Wednesday, May 31, 2017
Review: "Carrion Comfort" by Dan Simmons

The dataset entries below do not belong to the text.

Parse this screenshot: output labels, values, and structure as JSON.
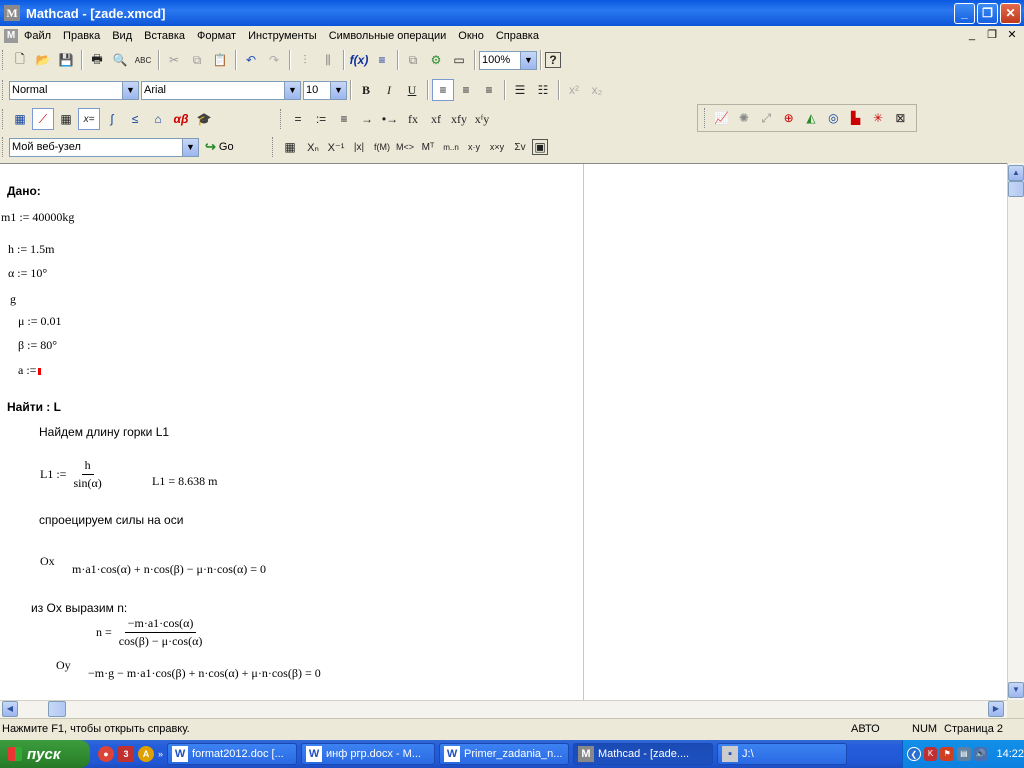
{
  "window": {
    "title": "Mathcad - [zade.xmcd]",
    "logo": "M"
  },
  "menu": [
    "Файл",
    "Правка",
    "Вид",
    "Вставка",
    "Формат",
    "Инструменты",
    "Символьные операции",
    "Окно",
    "Справка"
  ],
  "toolbar": {
    "zoom": "100%",
    "style": "Normal",
    "font": "Arial",
    "size": "10",
    "bold": "B",
    "italic": "I",
    "underline": "U",
    "math_row": [
      "=",
      ":=",
      "≡",
      "→",
      "•→",
      "fx",
      "xf",
      "xfy",
      "xᶠy"
    ],
    "matrix_row": [
      "Xₙ",
      "X⁻¹",
      "|x|",
      "f(M)",
      "M<>",
      "Mᵀ",
      "m..n",
      "x·y",
      "x×y",
      "Σv"
    ],
    "url": "Мой веб-узел",
    "go": "Go"
  },
  "worksheet": {
    "given": "Дано:",
    "m1": "m1 := 40000kg",
    "h": "h := 1.5m",
    "alpha": "α := 10°",
    "g": "g",
    "mu": "μ := 0.01",
    "beta": "β := 80°",
    "a": "a :=",
    "find": "Найти : L",
    "find_length": "Найдем длину горки L1",
    "L1_lhs": "L1 :=",
    "L1_num": "h",
    "L1_den": "sin(α)",
    "L1_result": "L1 = 8.638 m",
    "project": "спроецируем силы на оси",
    "ox": "Ox",
    "ox_eq": "m·a1·cos(α) + n·cos(β) − μ·n·cos(α) = 0",
    "express": "из Ox выразим n:",
    "n_lhs": "n =",
    "n_num": "−m·a1·cos(α)",
    "n_den": "cos(β) − μ·cos(α)",
    "oy": "Oy",
    "oy_eq": "−m·g − m·a1·cos(β) + n·cos(α) + μ·n·cos(β) = 0"
  },
  "status": {
    "hint": "Нажмите F1, чтобы открыть справку.",
    "mode": "АВТО",
    "num": "NUM",
    "page": "Страница 2"
  },
  "taskbar": {
    "start": "пуск",
    "tasks": [
      {
        "icon": "W",
        "label": "format2012.doc [..."
      },
      {
        "icon": "W",
        "label": "инф ргр.docx - M..."
      },
      {
        "icon": "W",
        "label": "Primer_zadania_n..."
      },
      {
        "icon": "M",
        "label": "Mathcad - [zade...."
      },
      {
        "icon": "▪",
        "label": "J:\\"
      }
    ],
    "clock": "14:22"
  }
}
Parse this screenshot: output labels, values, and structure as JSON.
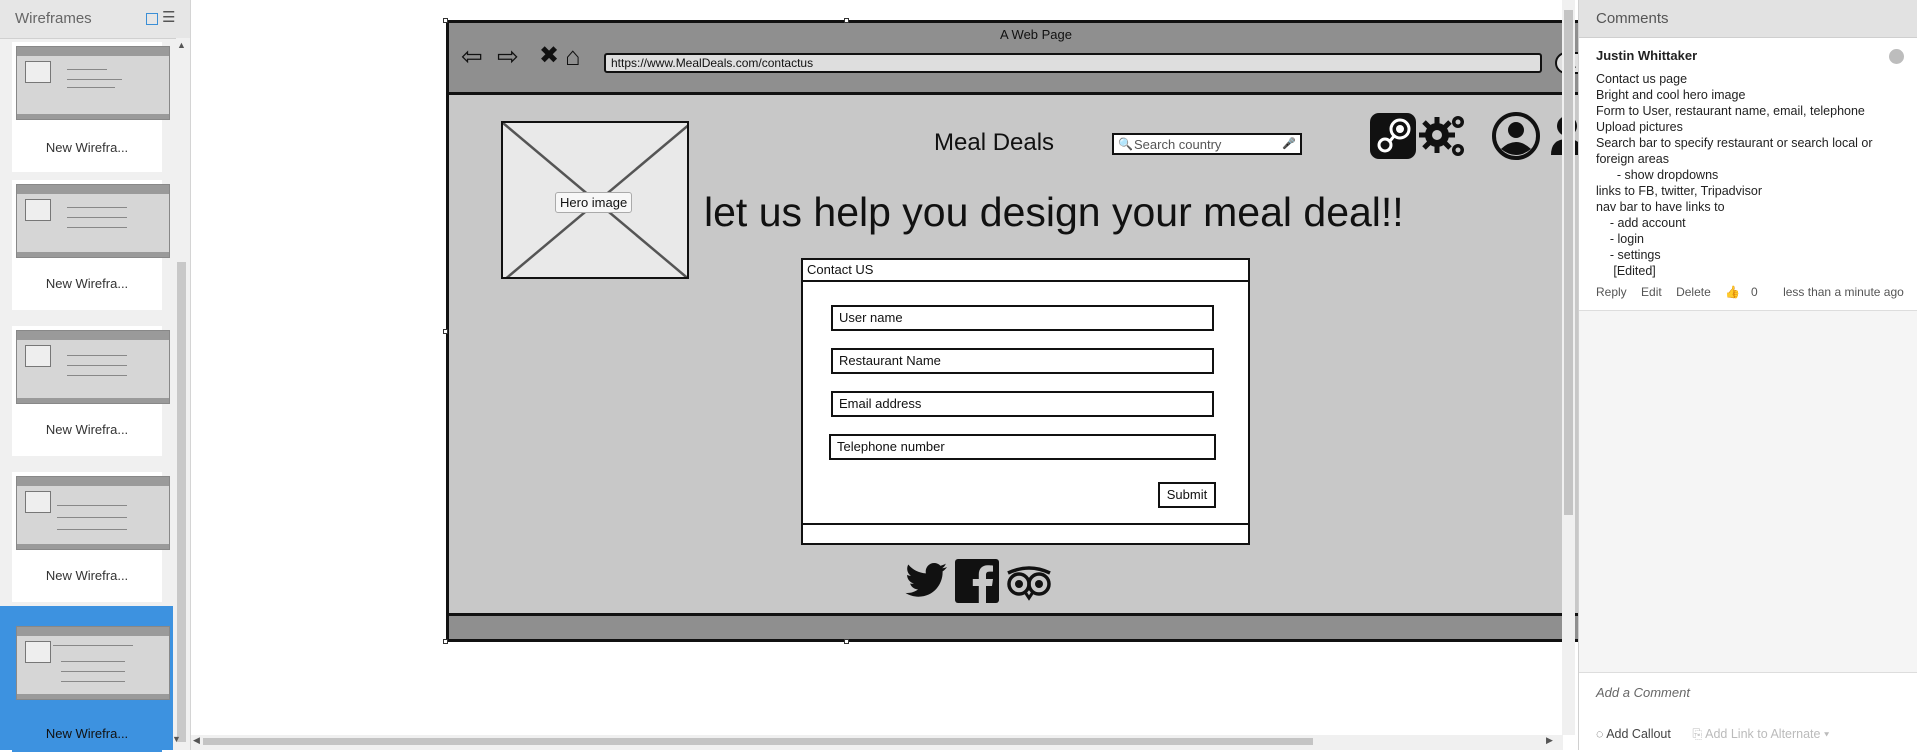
{
  "left_panel": {
    "title": "Wireframes",
    "thumbnails": [
      {
        "label": "New Wirefra..."
      },
      {
        "label": "New Wirefra..."
      },
      {
        "label": "New Wirefra..."
      },
      {
        "label": "New Wirefra..."
      },
      {
        "label": "New Wirefra..."
      }
    ]
  },
  "mockup": {
    "page_title": "A Web Page",
    "url": "https://www.MealDeals.com/contactus",
    "brand": "Meal Deals",
    "search_placeholder": "Search country",
    "hero_label": "Hero image",
    "headline": "let us help you design your meal deal!!",
    "form": {
      "title": "Contact US",
      "fields": [
        "User name",
        "Restaurant Name",
        "Email address",
        "Telephone number"
      ],
      "submit": "Submit"
    }
  },
  "comments": {
    "title": "Comments",
    "author": "Justin Whittaker",
    "lines": [
      "Contact us page",
      "Bright and cool hero image",
      "Form to User, restaurant name, email, telephone",
      "Upload pictures",
      "Search bar to specify restaurant or search local or",
      "foreign areas",
      "      - show dropdowns",
      "links to FB, twitter, Tripadvisor",
      "nav bar to have links to",
      "    - add account",
      "    - login",
      "    - settings",
      "     [Edited]"
    ],
    "actions": {
      "reply": "Reply",
      "edit": "Edit",
      "delete": "Delete",
      "likes": "0",
      "time": "less than a minute ago"
    },
    "add_comment_placeholder": "Add a Comment",
    "add_callout": "Add Callout",
    "add_link_alternate": "Add Link to Alternate"
  }
}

The grand leap between two novels, as there is between Dan Simmon’s first novel Song of Kali and his second, Carrion Comfort, has never been as far and astounding as it is here, and completely changes how I feel about the author. I read Song of Kali a few years ago and it did not impress me all that much besides a few scares and a rather downbeat ending. I did not look forward to this book, which is why I placed it toward the end of my reading list for the first half of 2017. But this is a different beast than I had expected, and that because it makes you feel all of its 767 pages. This is the kind of horror novel that makes other genre authors jealous with its perfection in both fields it excels at. Not only is this book a big epic that spans decades and continents and waves of emotional upheaval, but it is a rather intimate story as well, one that creeps up on you with its ideas and themes, places you in the shoes of the characters and makes you think twice before you turn the light off to go to sleep at night. And I almost forgot: it is one of the best produced and most unique reinvention of the vampire mythology. It starts off with a prologue where we will meet the man who will be at the center of this novel, Saul Laski, as he is imprisoned at the Chelmno extermination camp in Poland in 1942. He is a young man who has witnessed his family destroyed, and when five officers come into the bunkers, he is ready to end his life to hurt theirs. But he is not prepared for is the force that controls him, that rape his mind and makes him commit unspeakable acts. After those first few pages we flash forward to the end of 1980 in Charleston, where three elderly people, Willi, Nina and Melanie reflect on their life, and it slowly dawns on the reader the monstrous and evil nature of these three non-descript individuals. Something happens at this meeting that causes a rift that will bring in tons of people, cost many their lives and might possibly bring about the end of the world. I was blown away by this novel every step of the way, from its deliberate yet exciting flow, to its’ rendering of good and evil (Saul and Natalie, the young black girl who becomes his closest confidant, kick the ass of anyone in Stephen King’s The Stand and Melanie, whose mind we trudge around in through various chapter, could make Randall Flagg her bitch) to brilliant set pieces, some action packed like the finale on the private island of a billionaire (and the most powerful mind vampire) and some grotesque and horrifying, such as the consensual rapes Tony Harod commits and the instance of what happened to Saul when he was controlled, a scene that is the most disturbing I’ve read since the skinning scene in The Wind-Up Bird Chronicle. This is an astoundingly great novel, filled to the brim with energy and skill, true evil, but ultimately, it is a story about the human reserves of hope and endurance.